During her time as editor, Shulman has never shied away from the controversies as well as the joys within the Fashion industry. Here are a few we think deserve to be mentioned:
Celebrating Diversity: In November 2016 Shulman oversaw the execution of “The Real Issue” of Vogue. The magazine did not include a single model but encouraged the celebration of all types of women, from photographers, actors and employees at Vogue, as well as people entirely unrelated to the fashion industry.
Brains over Beauty: Shulman’s interest in shifting the emphasis and importance placed on beauty has frequently been expressed during her time as editor. She has previously explained that for those “whose identities are bound up in their good looks” the aging process is a terrifying ordeal and therefore we must attempt to transgress the association we have between being successful and being attractive.
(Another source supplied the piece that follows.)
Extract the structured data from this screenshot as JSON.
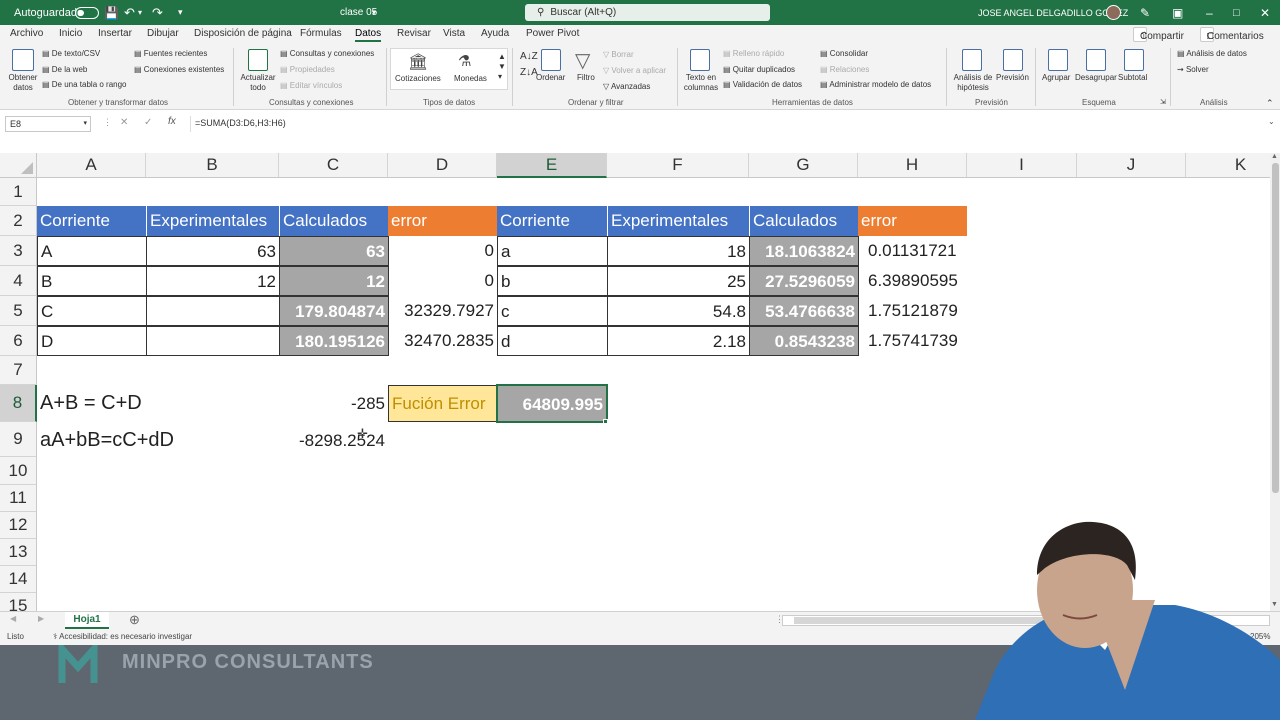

Size zero is not a size: The size of models is an omnipresent subject within the fashion industry and yet time and time again designers continue to use models of an unattainable and dangerous size. Shulman however has frequently and publically criticized this choice, imploring designers to take accountability for the impact the inclusion of models this size has on society. More recently Shulman openly condemned the fashion houses who refused to dress size 16 model Ashley Graham, who features on their cover for the January 2017 issue.
No to Diets: Shulman has repeatedly expressed her lack of inclination to include any diet plans, details and products within British Vogue. She has also ensured that nothing regarding cosmetic surgery is included within the prestigious publication, stating in an interview with the Evening Standard, ‘I really strongly believe in women being encouraged to be however they want to be, but I’m not there to sell them the idea that they have to do artificial things to themselves or go on stringent diets to make themselves attractive. Because I don’t belive it”.
If you are interested in gaining an insight into Shulman’s exclusive world, I would really recommend watching the recent BBC documentary ‘Absolutely Fashion: Inside British Vogue.’
Whilst it’s not clear as of yet who will take over Shulman (although rumours suggest it will be Emily Sheffield – Vogue’s current deputy editor, who also happens to be Samantha Cameron’s sister) what is clear is that person has some big, but fashionable nonetheless, shoes to fill.
Five of Shulman’s Top Achievements whilst Editor-In-Chief at British Vogue:
1999: The ‘millennium’ issue- Vogue’s highest selling issue - with a mirror styled cover, making it appear as though the Vogue reader is the cover star
2005: Received an OBE for her contribution to the British fashion industry
2009: Publically condemned designer brands for their extreme sample sizes
2013: Listed as one of the UK’s 100 most influential women by the BBC’s Women’s Hour
2016: Secured the Duchess of Cambridge as the cover star for Vogue’s centenary issue